Hoverbikes and flight suits go viral
Such machines understandably gain widespread attention when videos are posted online. Last year, a similar machine built by Hoversurf made a crash landing during a test flight in Dubai.
Another company, CopterPack, also recently released footage of a tethered personal flight suit test — though it was caught out for misleading viewers by editing its video to remove the tether.
Though the thought of owning a personal flying motorcycle is tantalizing, ultimately, Jetpack Aviation's Speeder platform will be adaptable for various use cases, including personal flight, automated cargo delivery, and emergency situations.
An exact price isn't set, as the machine still needs to undergo testing and development, but early estimations from Jetpack Aviation suggest that one Speeder unit might cost somewhere in the region of $380,000.
The consumer version of the Speeder will likely have a single seat and eight engines, allowing for safe landing even in the case that one or two of those engines fail during flight.

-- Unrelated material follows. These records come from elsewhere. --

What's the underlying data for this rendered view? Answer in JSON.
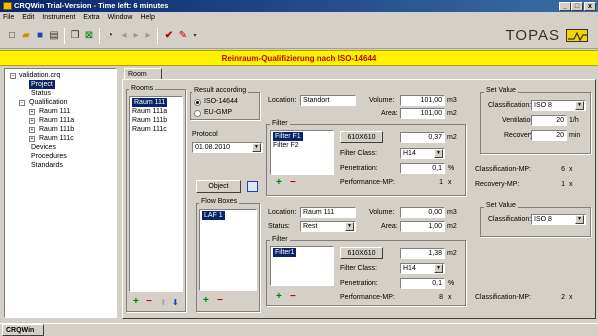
{
  "window": {
    "title": "CRQWin Trial-Version - Time left: 6 minutes",
    "controls": [
      "_",
      "□",
      "x"
    ]
  },
  "menu": [
    "File",
    "Edit",
    "Instrument",
    "Extra",
    "Window",
    "Help"
  ],
  "toolbar": {
    "logo": "TOPAS"
  },
  "banner": "Reinraum-Qualifizierung nach ISO-14644",
  "tree": {
    "root": "validation.crq",
    "items": [
      "Project",
      "Status",
      "Qualification",
      "Raum 111",
      "Raum 111a",
      "Raum 111b",
      "Raum 111c",
      "Devices",
      "Procedures",
      "Standards"
    ]
  },
  "tab": "Room",
  "rooms": {
    "label": "Rooms",
    "items": [
      "Raum 111",
      "Raum 111a",
      "Raum 111b",
      "Raum 111c"
    ]
  },
  "result": {
    "label": "Result according",
    "opt1": "ISO-14644",
    "opt2": "EU-GMP"
  },
  "protocol": {
    "label": "Protocol",
    "value": "01.08.2010"
  },
  "object_button": "Object",
  "room_info": {
    "location_label": "Location:",
    "location": "Standort",
    "volume_label": "Volume:",
    "volume": "101,00",
    "volume_unit": "m3",
    "area_label": "Area:",
    "area": "101,00",
    "area_unit": "m2"
  },
  "filter1": {
    "label": "Filter",
    "items": [
      "Filter F1",
      "Filter F2"
    ],
    "size_button": "610X610",
    "area": "0,37",
    "area_unit": "m2",
    "class_label": "Filter Class:",
    "class": "H14",
    "pen_label": "Penetration:",
    "pen": "0,1",
    "pen_unit": "%",
    "perf_label": "Performance-MP:",
    "perf": "1",
    "perf_unit": "x"
  },
  "setvalue1": {
    "label": "Set Value",
    "class_label": "Classification:",
    "class": "ISO 8",
    "vent_label": "Ventilation:",
    "vent": "20",
    "vent_unit": "1/h",
    "rec_label": "Recovery:",
    "rec": "20",
    "rec_unit": "min"
  },
  "mp1": {
    "class_label": "Classification-MP:",
    "class": "6",
    "class_unit": "x",
    "rec_label": "Recovery-MP:",
    "rec": "1",
    "rec_unit": "x"
  },
  "flow": {
    "label": "Flow Boxes",
    "items": [
      "LAF 1"
    ],
    "location_label": "Location:",
    "location": "Raum 111",
    "volume_label": "Volume:",
    "volume": "0,00",
    "volume_unit": "m3",
    "status_label": "Status:",
    "status": "Rest",
    "area_label": "Area:",
    "area": "1,00",
    "area_unit": "m2"
  },
  "filter2": {
    "label": "Filter",
    "items": [
      "Filter1"
    ],
    "size_button": "610X610",
    "area": "1,38",
    "area_unit": "m2",
    "class_label": "Filter Class:",
    "class": "H14",
    "pen_label": "Penetration:",
    "pen": "0,1",
    "pen_unit": "%",
    "perf_label": "Performance-MP:",
    "perf": "8",
    "perf_unit": "x"
  },
  "setvalue2": {
    "label": "Set Value",
    "class_label": "Classification:",
    "class": "ISO 8"
  },
  "mp2": {
    "class_label": "Classification-MP:",
    "class": "2",
    "class_unit": "x"
  },
  "statusbar": "CRQWin"
}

However, before that, Jetpack Aviation says the Speeder will likely first be used for military unmanned cargo and first responder missions.